In the analysis, I look for rising earnings per share, dividend per share, sustainability of distributions and how the business is doing. If you have spent a lot of initial time learning about the company, there would not be much to learn from year to year. For a period of several years however, you might learn about new acquisitions, divestitures, and plans on how to grow the business. You should be careful if management focuses too much on growth at any price, as this could result in poor performance in the fundamentals that matter to you as a dividend investor. For example, if a utility company you own is trying to revolutionize the energy market by trading energy, electricity and internet bandwidth, without focusing its attention to actual profits, this could be a red flag. This is Enron of course, which was a sleepy company until management got crazy in the 1990s and eventually bankrupted shareholders and left thousands of employees without a job.
Investors might also monitor investment for extreme overvaluation. For example, a business that is ridiculously overvalued might be better off sold, although this could be evaluated in light of the steep tax liabilities it could produce.
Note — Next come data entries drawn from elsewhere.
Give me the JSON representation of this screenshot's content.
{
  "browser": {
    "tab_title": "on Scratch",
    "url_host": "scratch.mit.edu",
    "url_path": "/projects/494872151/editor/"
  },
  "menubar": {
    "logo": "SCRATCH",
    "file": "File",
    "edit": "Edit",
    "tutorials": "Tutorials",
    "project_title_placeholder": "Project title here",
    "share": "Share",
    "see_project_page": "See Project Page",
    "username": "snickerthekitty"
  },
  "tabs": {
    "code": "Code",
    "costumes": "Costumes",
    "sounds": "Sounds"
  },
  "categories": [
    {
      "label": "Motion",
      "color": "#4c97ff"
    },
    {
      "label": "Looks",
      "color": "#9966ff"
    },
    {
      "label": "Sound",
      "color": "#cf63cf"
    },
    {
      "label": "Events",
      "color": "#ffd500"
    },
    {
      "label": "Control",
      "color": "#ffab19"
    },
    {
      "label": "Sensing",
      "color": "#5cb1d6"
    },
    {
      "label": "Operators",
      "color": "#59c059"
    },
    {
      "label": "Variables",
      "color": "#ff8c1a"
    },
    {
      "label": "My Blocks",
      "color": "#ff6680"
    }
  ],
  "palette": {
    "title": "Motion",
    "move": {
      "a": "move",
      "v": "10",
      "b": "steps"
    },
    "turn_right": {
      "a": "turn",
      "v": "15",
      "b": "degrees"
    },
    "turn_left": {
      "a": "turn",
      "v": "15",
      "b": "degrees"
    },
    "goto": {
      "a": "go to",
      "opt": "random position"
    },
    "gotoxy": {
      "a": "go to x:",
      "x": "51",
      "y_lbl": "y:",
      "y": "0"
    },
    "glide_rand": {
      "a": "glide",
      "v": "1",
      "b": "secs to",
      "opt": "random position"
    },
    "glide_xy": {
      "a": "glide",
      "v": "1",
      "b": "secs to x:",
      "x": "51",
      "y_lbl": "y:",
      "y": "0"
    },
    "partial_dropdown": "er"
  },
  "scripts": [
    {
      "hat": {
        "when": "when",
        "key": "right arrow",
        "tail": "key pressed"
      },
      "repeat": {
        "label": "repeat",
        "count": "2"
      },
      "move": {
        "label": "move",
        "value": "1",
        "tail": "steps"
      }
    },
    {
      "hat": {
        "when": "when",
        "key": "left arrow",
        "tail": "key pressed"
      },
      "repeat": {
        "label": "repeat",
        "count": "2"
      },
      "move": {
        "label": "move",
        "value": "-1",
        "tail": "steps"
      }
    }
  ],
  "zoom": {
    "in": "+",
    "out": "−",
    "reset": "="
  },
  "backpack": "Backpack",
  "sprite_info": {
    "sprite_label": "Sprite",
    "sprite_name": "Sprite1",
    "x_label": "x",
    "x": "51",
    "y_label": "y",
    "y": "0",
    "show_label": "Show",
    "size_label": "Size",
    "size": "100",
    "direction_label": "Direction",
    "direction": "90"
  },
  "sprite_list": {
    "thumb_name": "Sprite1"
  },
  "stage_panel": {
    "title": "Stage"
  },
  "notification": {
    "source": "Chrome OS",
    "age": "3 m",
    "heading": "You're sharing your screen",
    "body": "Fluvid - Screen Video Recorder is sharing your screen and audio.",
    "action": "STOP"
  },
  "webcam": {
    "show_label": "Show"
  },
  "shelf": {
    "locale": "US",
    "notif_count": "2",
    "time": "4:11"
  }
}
Sometimes it might make sense to hold on to a temporarily overvalued business, merely because the investor expects the improving fundamentals will "bail them out" eventually. For example, Coca-Cola (NYSE:KO) and Wal-Mart (NYSE:WMT) were terribly overvalued in 1999 - 2000. However, the improved fundamentals eventually bailed investors out. Of course, the capital invested in Coca-Cola and Wal-Mart didn't deliver much in terms of dividend income, and could have been invested somewhere else. However, if significant unrealized profits were generated, selling and buying something cheaper could have been an exercise in wealth destruction. This is because there are no guarantees that the undervalued security in an overheated market is not a value trap. Therefore, investor would have been better off simply holding off, and reinvesting dividends elsewhere.
One should also monitor positions that go above a certain pre-set threshold. For example, if you hold 40 individual securities in your portfolio, each position would account for 2.50% in an equally weighted portfolio at the start. Over time however, it would not be unreasonable to have a position or two, which turn out to be outstanding winners, and prove to be multi-baggers (they increase in price several times above your purchase price). If such a position now accounts for 10% of portfolio value and dividend income, it produces a larger strain on portfolio income for diversification purposes. If you are in the accumulation stage, you can simply add new funds and dividend payments received and apply them to other attractively priced securities. As a result, the overall weight of the multi-bagger would decrease. In the retirement phase, you can simply reallocate dividends towards other securities. The main idea is to try to let your winners run for as much as possible, and not tinker with your portfolio too much, unless there is extreme overvaluation, dividend cut or a fundamental shift in fundamentals. The only reason why I would always sell is included in the next chapter.